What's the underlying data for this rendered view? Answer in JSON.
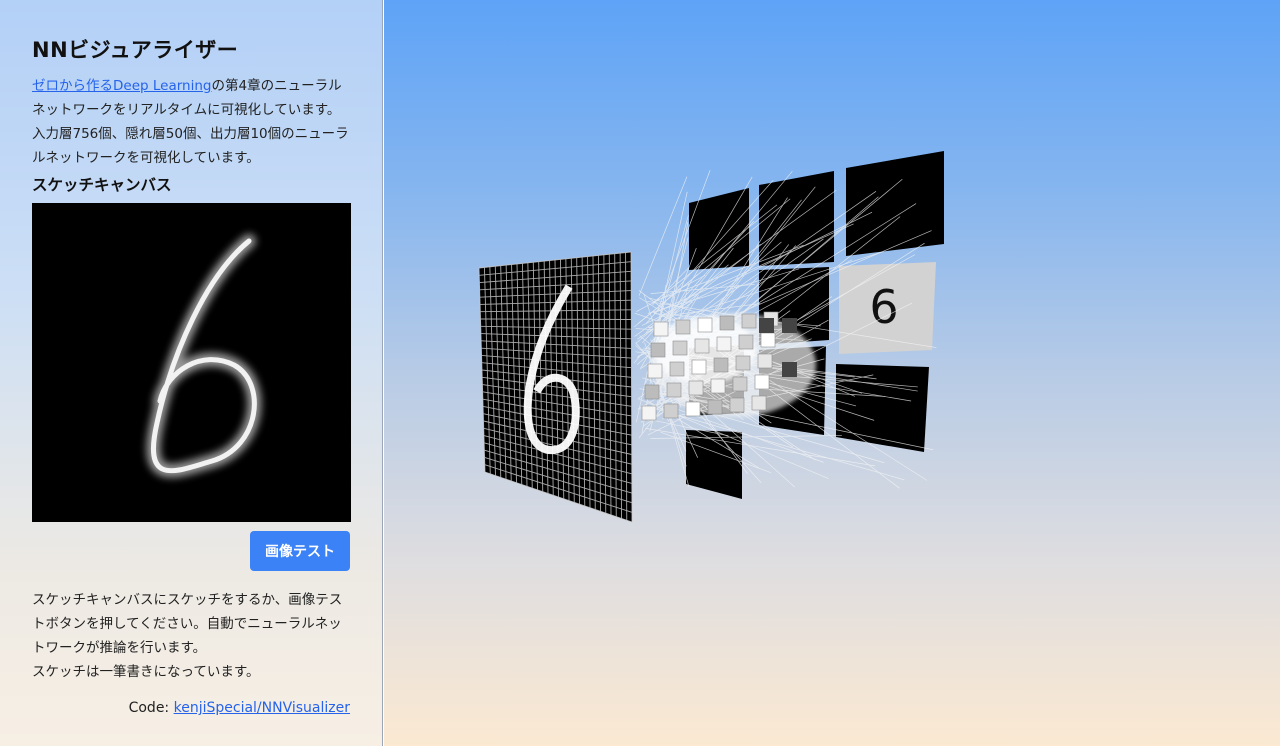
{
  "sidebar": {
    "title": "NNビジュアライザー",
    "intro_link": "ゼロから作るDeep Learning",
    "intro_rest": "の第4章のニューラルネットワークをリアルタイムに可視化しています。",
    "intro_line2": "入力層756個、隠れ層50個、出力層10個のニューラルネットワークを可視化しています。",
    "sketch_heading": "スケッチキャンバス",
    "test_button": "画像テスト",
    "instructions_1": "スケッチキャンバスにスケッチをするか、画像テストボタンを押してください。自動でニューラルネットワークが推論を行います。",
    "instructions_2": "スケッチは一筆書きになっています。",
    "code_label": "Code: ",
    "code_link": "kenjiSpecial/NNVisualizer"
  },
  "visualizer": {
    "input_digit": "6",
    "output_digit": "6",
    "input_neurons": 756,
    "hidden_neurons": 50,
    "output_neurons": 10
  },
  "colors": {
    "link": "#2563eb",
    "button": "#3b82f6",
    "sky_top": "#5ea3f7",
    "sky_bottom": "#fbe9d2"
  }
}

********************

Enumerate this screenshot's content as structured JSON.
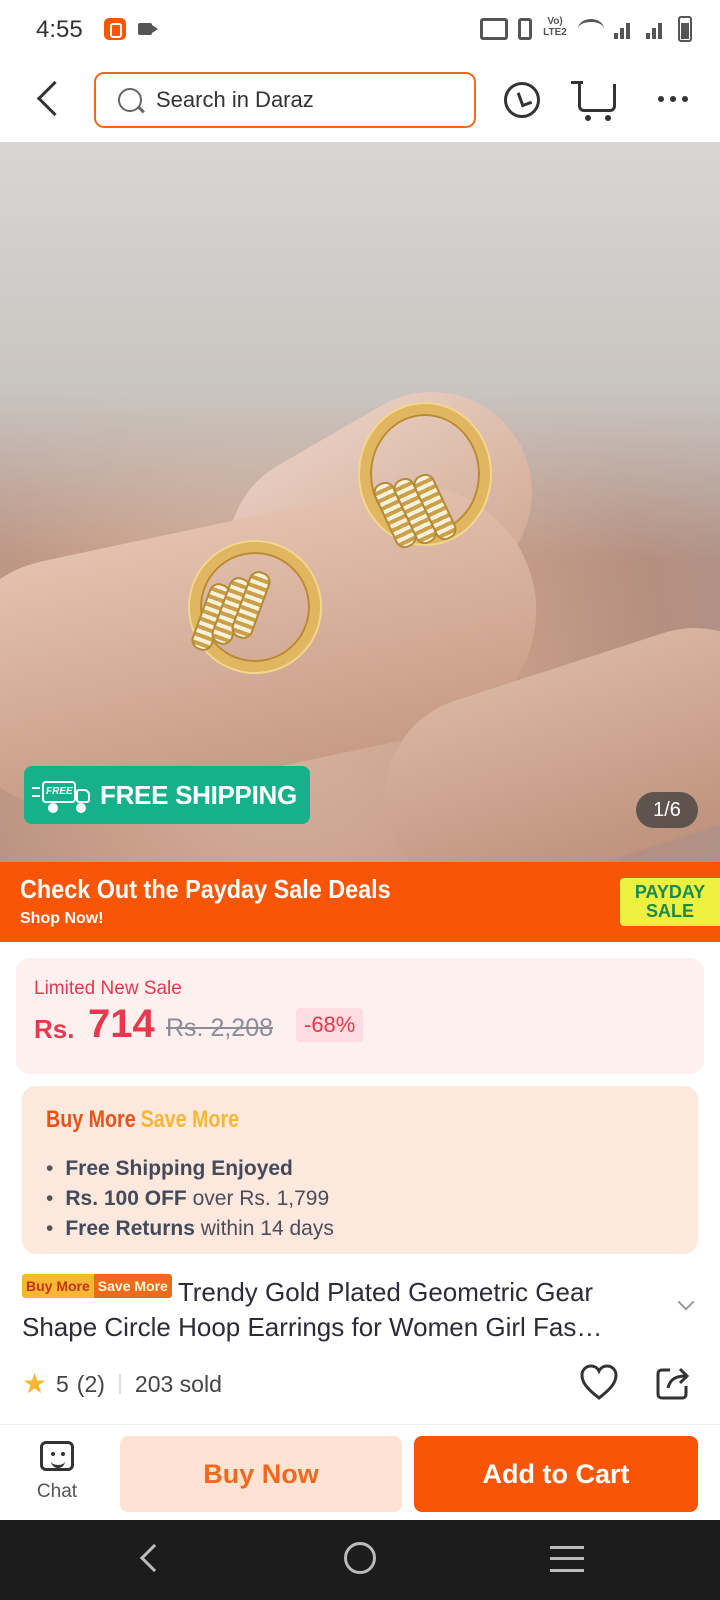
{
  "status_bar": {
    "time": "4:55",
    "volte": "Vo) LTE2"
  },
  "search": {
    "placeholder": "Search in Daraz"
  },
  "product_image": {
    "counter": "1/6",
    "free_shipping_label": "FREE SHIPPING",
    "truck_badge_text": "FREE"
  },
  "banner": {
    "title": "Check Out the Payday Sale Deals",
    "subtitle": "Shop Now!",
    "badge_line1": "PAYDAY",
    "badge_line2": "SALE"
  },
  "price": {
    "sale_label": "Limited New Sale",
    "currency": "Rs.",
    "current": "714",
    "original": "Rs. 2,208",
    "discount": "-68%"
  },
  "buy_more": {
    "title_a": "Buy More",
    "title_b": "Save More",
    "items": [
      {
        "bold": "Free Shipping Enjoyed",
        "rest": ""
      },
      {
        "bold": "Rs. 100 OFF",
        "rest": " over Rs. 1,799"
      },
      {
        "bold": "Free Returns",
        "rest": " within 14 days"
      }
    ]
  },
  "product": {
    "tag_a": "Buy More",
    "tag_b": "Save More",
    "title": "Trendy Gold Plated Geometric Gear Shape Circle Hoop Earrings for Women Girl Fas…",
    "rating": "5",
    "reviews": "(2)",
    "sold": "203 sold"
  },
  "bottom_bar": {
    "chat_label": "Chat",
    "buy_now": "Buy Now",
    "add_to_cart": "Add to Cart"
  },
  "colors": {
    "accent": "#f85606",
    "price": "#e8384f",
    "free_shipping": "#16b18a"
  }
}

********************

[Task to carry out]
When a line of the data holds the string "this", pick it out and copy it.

[Final answer]
What's the underlying data for this rendered view? Answer in JSON.
Enumerate this screenshot's content as structured JSON.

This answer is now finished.